BEGIN

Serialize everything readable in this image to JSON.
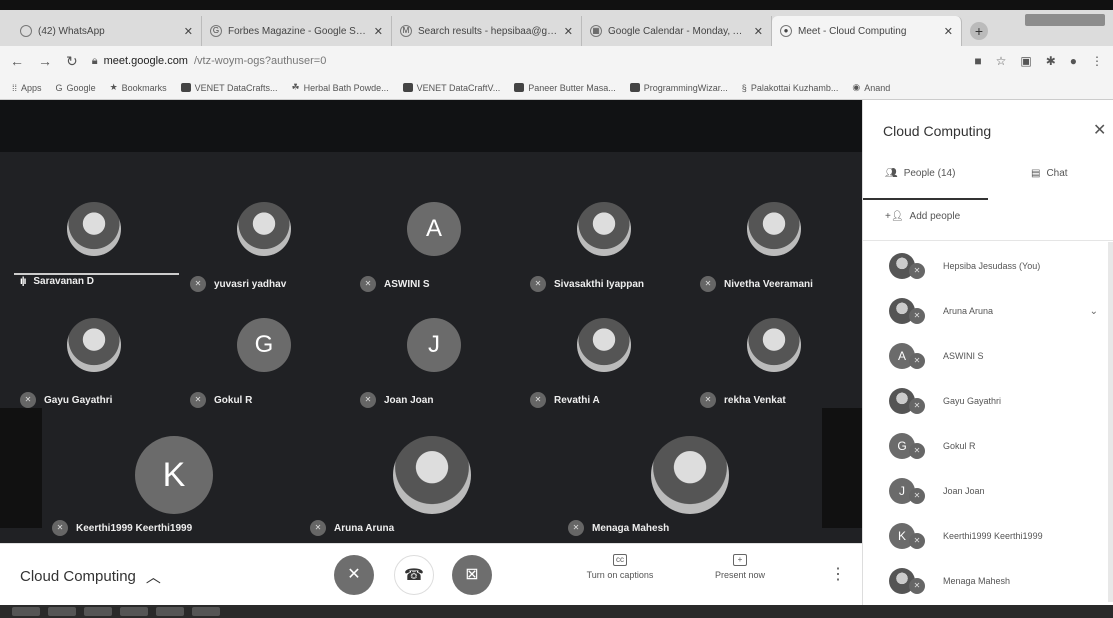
{
  "browser": {
    "tabs": [
      {
        "title": "(42) WhatsApp",
        "icon": "whatsapp-icon"
      },
      {
        "title": "Forbes Magazine - Google Sea...",
        "icon": "google-icon"
      },
      {
        "title": "Search results - hepsibaa@gm...",
        "icon": "gmail-icon"
      },
      {
        "title": "Google Calendar - Monday, Au...",
        "icon": "calendar-icon"
      },
      {
        "title": "Meet - Cloud Computing",
        "icon": "meet-icon"
      }
    ],
    "url_host": "meet.google.com",
    "url_path": "/vtz-woym-ogs?authuser=0",
    "bookmarks": [
      "Apps",
      "Google",
      "Bookmarks",
      "VENET DataCrafts...",
      "Herbal Bath Powde...",
      "VENET DataCraftV...",
      "Paneer Butter Masa...",
      "ProgrammingWizar...",
      "Palakottai Kuzhamb...",
      "Anand"
    ]
  },
  "stage": {
    "participants": [
      {
        "name": "Saravanan D",
        "initial": "",
        "avatar": "photo",
        "speaking": true
      },
      {
        "name": "yuvasri yadhav",
        "initial": "",
        "avatar": "photo",
        "speaking": false
      },
      {
        "name": "ASWINI S",
        "initial": "A",
        "avatar": "letter",
        "speaking": false
      },
      {
        "name": "Sivasakthi Iyappan",
        "initial": "",
        "avatar": "photo",
        "speaking": false
      },
      {
        "name": "Nivetha Veeramani",
        "initial": "",
        "avatar": "photo",
        "speaking": false
      },
      {
        "name": "Gayu Gayathri",
        "initial": "",
        "avatar": "photo",
        "speaking": false
      },
      {
        "name": "Gokul R",
        "initial": "G",
        "avatar": "letter",
        "speaking": false
      },
      {
        "name": "Joan Joan",
        "initial": "J",
        "avatar": "letter",
        "speaking": false
      },
      {
        "name": "Revathi A",
        "initial": "",
        "avatar": "photo",
        "speaking": false
      },
      {
        "name": "rekha Venkat",
        "initial": "",
        "avatar": "photo",
        "speaking": false
      },
      {
        "name": "Keerthi1999 Keerthi1999",
        "initial": "K",
        "avatar": "letter",
        "speaking": false
      },
      {
        "name": "Aruna Aruna",
        "initial": "",
        "avatar": "photo",
        "speaking": false
      },
      {
        "name": "Menaga Mahesh",
        "initial": "",
        "avatar": "photo",
        "speaking": false
      }
    ]
  },
  "bottombar": {
    "meeting_name": "Cloud Computing",
    "captions_label": "Turn on captions",
    "present_label": "Present now"
  },
  "panel": {
    "title": "Cloud Computing",
    "people_tab": "People (14)",
    "chat_tab": "Chat",
    "add_people": "Add people",
    "people": [
      {
        "name": "Hepsiba Jesudass (You)",
        "initial": "",
        "avatar": "photo"
      },
      {
        "name": "Aruna Aruna",
        "initial": "",
        "avatar": "photo"
      },
      {
        "name": "ASWINI S",
        "initial": "A",
        "avatar": "letter"
      },
      {
        "name": "Gayu Gayathri",
        "initial": "",
        "avatar": "photo"
      },
      {
        "name": "Gokul R",
        "initial": "G",
        "avatar": "letter"
      },
      {
        "name": "Joan Joan",
        "initial": "J",
        "avatar": "letter"
      },
      {
        "name": "Keerthi1999 Keerthi1999",
        "initial": "K",
        "avatar": "letter"
      },
      {
        "name": "Menaga Mahesh",
        "initial": "",
        "avatar": "photo"
      }
    ]
  },
  "colors": {
    "stage_bg": "#202124",
    "avatar_letter_bg": "#6b6b6b"
  }
}
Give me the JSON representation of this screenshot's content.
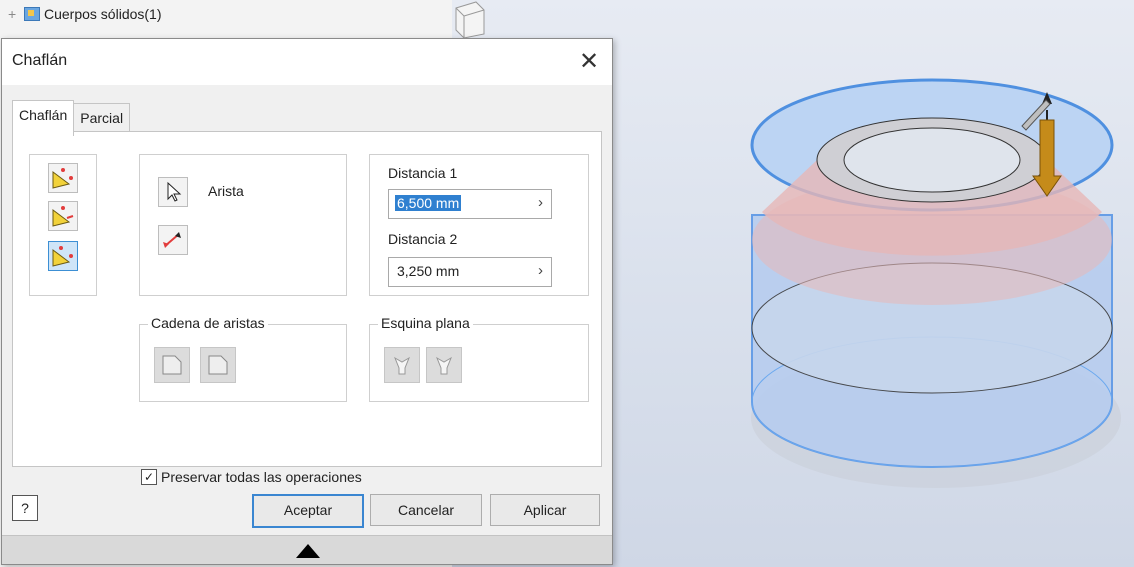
{
  "browser": {
    "tree_item": "Cuerpos sólidos(1)"
  },
  "dialog": {
    "title": "Chaflán",
    "tabs": [
      "Chaflán",
      "Parcial"
    ],
    "edge_label": "Arista",
    "distance1_label": "Distancia 1",
    "distance1_value": "6,500 mm",
    "distance2_label": "Distancia 2",
    "distance2_value": "3,250 mm",
    "edge_chain_label": "Cadena de aristas",
    "flat_corner_label": "Esquina plana",
    "preserve_label": "Preservar todas las operaciones",
    "preserve_checked": true,
    "help_label": "?",
    "ok_label": "Aceptar",
    "cancel_label": "Cancelar",
    "apply_label": "Aplicar"
  },
  "icons": [
    "close-icon",
    "chamfer-distance-icon",
    "chamfer-distance-angle-icon",
    "chamfer-two-distances-icon",
    "select-cursor-icon",
    "flip-icon",
    "collapse-arrow-icon"
  ],
  "colors": {
    "selection_blue": "#2f80d0",
    "part_blue": "#6aa8ef",
    "chamfer_face": "#e8b8b8"
  }
}
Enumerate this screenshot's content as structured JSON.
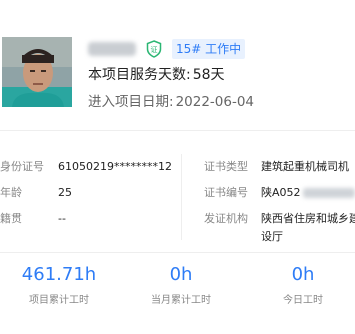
{
  "header": {
    "status_badge": "15# 工作中",
    "service_days_label": "本项目服务天数:",
    "service_days_value": "58天",
    "entry_date_label": "进入项目日期:",
    "entry_date_value": "2022-06-04",
    "cert_icon": "shield-check-icon"
  },
  "info": {
    "id_label": "身份证号",
    "id_value": "61050219********12",
    "age_label": "年龄",
    "age_value": "25",
    "origin_label": "籍贯",
    "origin_value": "--",
    "cert_type_label": "证书类型",
    "cert_type_value": "建筑起重机械司机",
    "cert_no_label": "证书编号",
    "cert_no_value": "陕A052",
    "issuer_label": "发证机构",
    "issuer_value_line1": "陕西省住房和城乡建",
    "issuer_value_line2": "设厅"
  },
  "stats": [
    {
      "value": "461.71h",
      "label": "项目累计工时"
    },
    {
      "value": "0h",
      "label": "当月累计工时"
    },
    {
      "value": "0h",
      "label": "今日工时"
    }
  ],
  "colors": {
    "accent": "#2e7cf6",
    "badge_bg": "#e8f1fe",
    "cert_green": "#2bb673"
  }
}
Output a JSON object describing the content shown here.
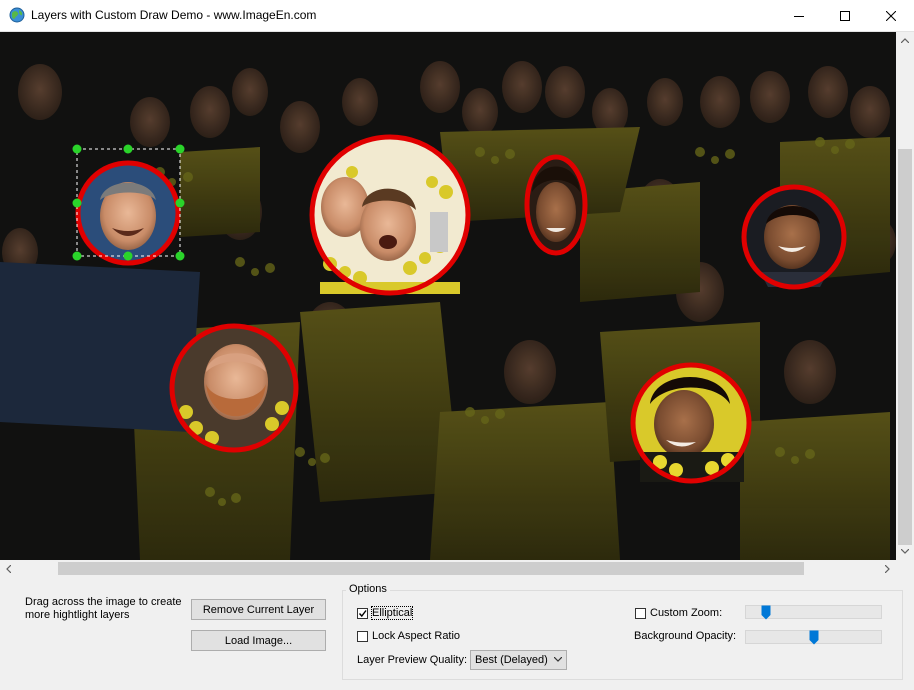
{
  "window": {
    "title": "Layers with Custom Draw Demo  - www.ImageEn.com",
    "icon": "globe-app-icon",
    "controls": [
      "minimize-icon",
      "maximize-icon",
      "close-icon"
    ]
  },
  "viewer": {
    "layers": [
      {
        "name": "layer-1",
        "selected": true
      },
      {
        "name": "layer-2",
        "selected": false
      },
      {
        "name": "layer-3",
        "selected": false
      },
      {
        "name": "layer-4",
        "selected": false
      },
      {
        "name": "layer-5",
        "selected": false
      },
      {
        "name": "layer-6",
        "selected": false
      }
    ],
    "highlight_color": "#e00000",
    "handle_color": "#2ad42a",
    "background_color": "#0e0e0c",
    "jersey_color": "#d9c92a"
  },
  "controls": {
    "hint": "Drag across the image to create more hightlight layers",
    "remove_button": "Remove Current Layer",
    "load_button": "Load Image...",
    "options_title": "Options",
    "elliptical": {
      "label": "Elliptical",
      "checked": true
    },
    "lock_aspect": {
      "label": "Lock Aspect Ratio",
      "checked": false
    },
    "quality_label": "Layer Preview Quality:",
    "quality_value": "Best (Delayed)",
    "custom_zoom": {
      "label": "Custom Zoom:",
      "checked": false,
      "slider_value": 0.12
    },
    "background_opacity": {
      "label": "Background Opacity:",
      "slider_value": 0.5
    }
  }
}
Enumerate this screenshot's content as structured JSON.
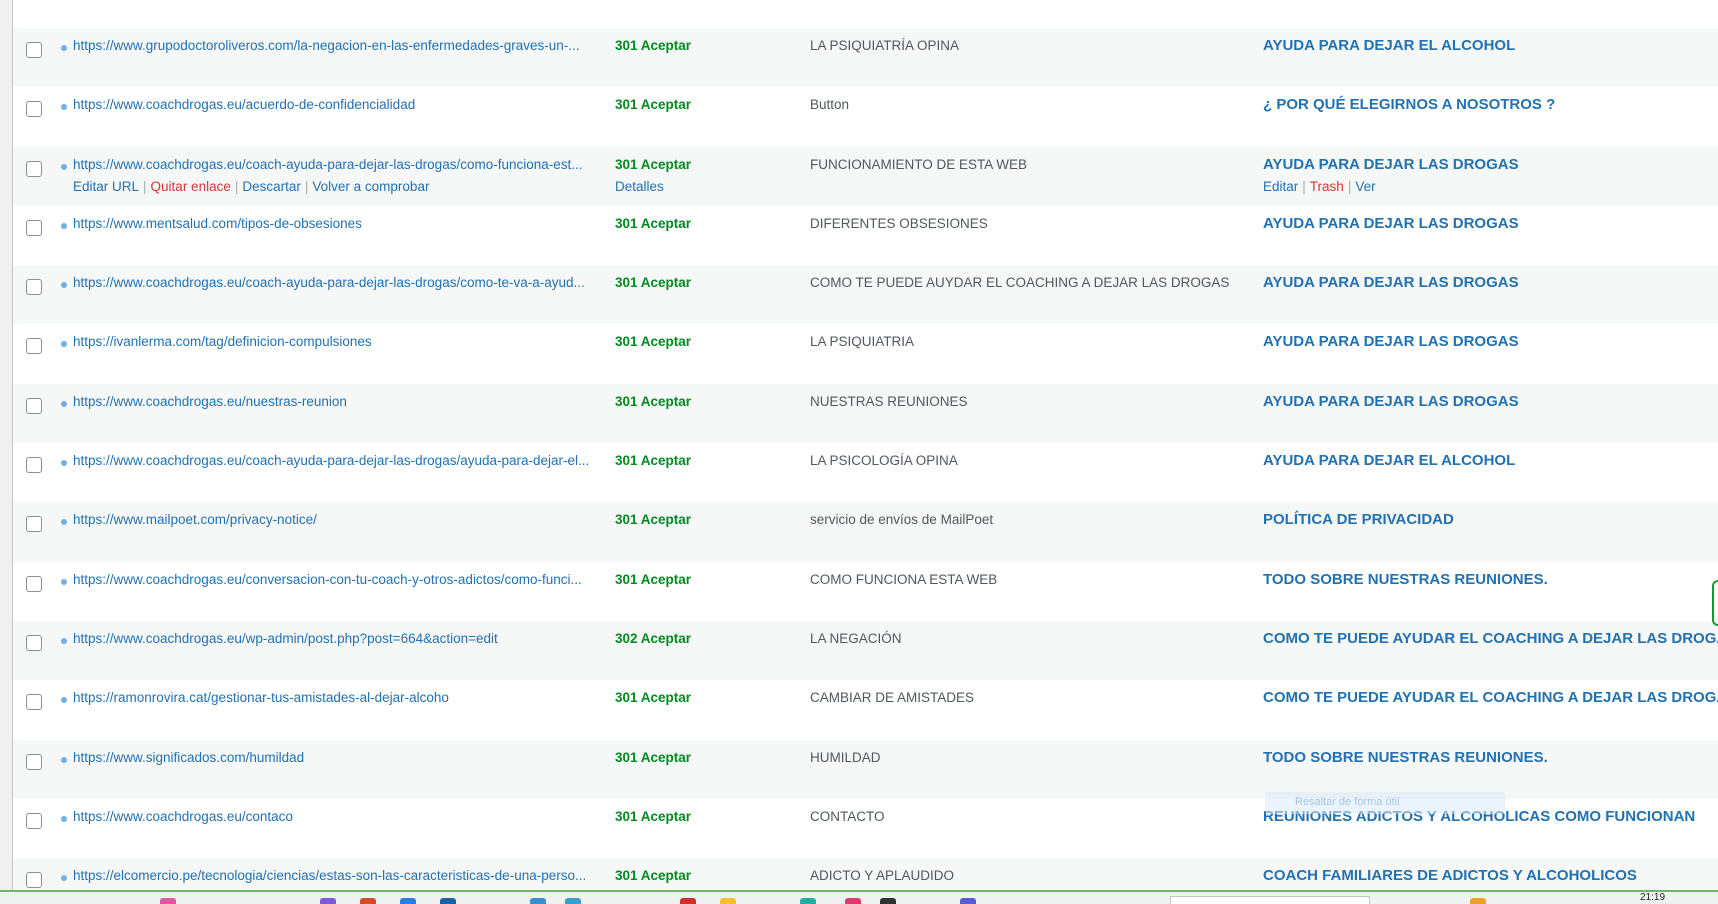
{
  "rows": [
    {
      "url": "https://www.grupodoctoroliveros.com/la-negacion-en-las-enfermedades-graves-un-...",
      "status": "301 Aceptar",
      "anchor": "LA PSIQUIATRÍA OPINA",
      "source": "AYUDA PARA DEJAR EL ALCOHOL"
    },
    {
      "url": "https://www.coachdrogas.eu/acuerdo-de-confidencialidad",
      "status": "301 Aceptar",
      "anchor": "Button",
      "source": "¿ POR QUÉ ELEGIRNOS A NOSOTROS ?"
    },
    {
      "url": "https://www.coachdrogas.eu/coach-ayuda-para-dejar-las-drogas/como-funciona-est...",
      "status": "301 Aceptar",
      "anchor": "FUNCIONAMIENTO DE ESTA WEB",
      "source": "AYUDA PARA DEJAR LAS DROGAS",
      "actions": {
        "edit_url": "Editar URL",
        "unlink": "Quitar enlace",
        "dismiss": "Descartar",
        "recheck": "Volver a comprobar",
        "sep": "|"
      },
      "details": "Detalles",
      "source_actions": {
        "edit": "Editar",
        "trash": "Trash",
        "view": "Ver",
        "sep": "|"
      }
    },
    {
      "url": "https://www.mentsalud.com/tipos-de-obsesiones",
      "status": "301 Aceptar",
      "anchor": "DIFERENTES OBSESIONES",
      "source": "AYUDA PARA DEJAR LAS DROGAS"
    },
    {
      "url": "https://www.coachdrogas.eu/coach-ayuda-para-dejar-las-drogas/como-te-va-a-ayud...",
      "status": "301 Aceptar",
      "anchor": "COMO TE PUEDE AUYDAR EL COACHING A DEJAR LAS DROGAS",
      "source": "AYUDA PARA DEJAR LAS DROGAS"
    },
    {
      "url": "https://ivanlerma.com/tag/definicion-compulsiones",
      "status": "301 Aceptar",
      "anchor": "LA PSIQUIATRIA",
      "source": "AYUDA PARA DEJAR LAS DROGAS"
    },
    {
      "url": "https://www.coachdrogas.eu/nuestras-reunion",
      "status": "301 Aceptar",
      "anchor": "NUESTRAS REUNIONES",
      "source": "AYUDA PARA DEJAR LAS DROGAS"
    },
    {
      "url": "https://www.coachdrogas.eu/coach-ayuda-para-dejar-las-drogas/ayuda-para-dejar-el...",
      "status": "301 Aceptar",
      "anchor": "LA PSICOLOGÍA OPINA",
      "source": "AYUDA PARA DEJAR EL ALCOHOL"
    },
    {
      "url": "https://www.mailpoet.com/privacy-notice/",
      "status": "301 Aceptar",
      "anchor": "servicio de envíos de MailPoet",
      "source": "POLÍTICA DE PRIVACIDAD"
    },
    {
      "url": "https://www.coachdrogas.eu/conversacion-con-tu-coach-y-otros-adictos/como-funci...",
      "status": "301 Aceptar",
      "anchor": "COMO FUNCIONA ESTA WEB",
      "source": "TODO SOBRE NUESTRAS REUNIONES."
    },
    {
      "url": "https://www.coachdrogas.eu/wp-admin/post.php?post=664&action=edit",
      "status": "302 Aceptar",
      "anchor": "LA NEGACIÓN",
      "source": "COMO TE PUEDE AYUDAR EL COACHING A DEJAR LAS DROGAS"
    },
    {
      "url": "https://ramonrovira.cat/gestionar-tus-amistades-al-dejar-alcoho",
      "status": "301 Aceptar",
      "anchor": "CAMBIAR DE AMISTADES",
      "source": "COMO TE PUEDE AYUDAR EL COACHING A DEJAR LAS DROGAS"
    },
    {
      "url": "https://www.significados.com/humildad",
      "status": "301 Aceptar",
      "anchor": "HUMILDAD",
      "source": "TODO SOBRE NUESTRAS REUNIONES."
    },
    {
      "url": "https://www.coachdrogas.eu/contaco",
      "status": "301 Aceptar",
      "anchor": "CONTACTO",
      "source": "REUNIONES ADICTOS Y ALCOHOLICAS COMO FUNCIONAN"
    },
    {
      "url": "https://elcomercio.pe/tecnologia/ciencias/estas-son-las-caracteristicas-de-una-perso...",
      "status": "301 Aceptar",
      "anchor": "ADICTO Y APLAUDIDO",
      "source": "COACH FAMILIARES DE ADICTOS Y ALCOHOLICOS"
    }
  ],
  "ghost_tooltip": "Resaltar de forma útil",
  "taskbar": {
    "time": "21:19"
  },
  "colors": {
    "link": "#2271b1",
    "ok_status": "#008a20",
    "danger": "#d63638",
    "row_alt": "#f6f7f7"
  }
}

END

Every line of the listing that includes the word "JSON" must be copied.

**Reply:**
Serialize everything readable in this image to JSON.
Give me the JSON representation of this screenshot's content.
Enumerate this screenshot's content as structured JSON.
Output a JSON object describing the content shown here.
Enumerate this screenshot's content as structured JSON.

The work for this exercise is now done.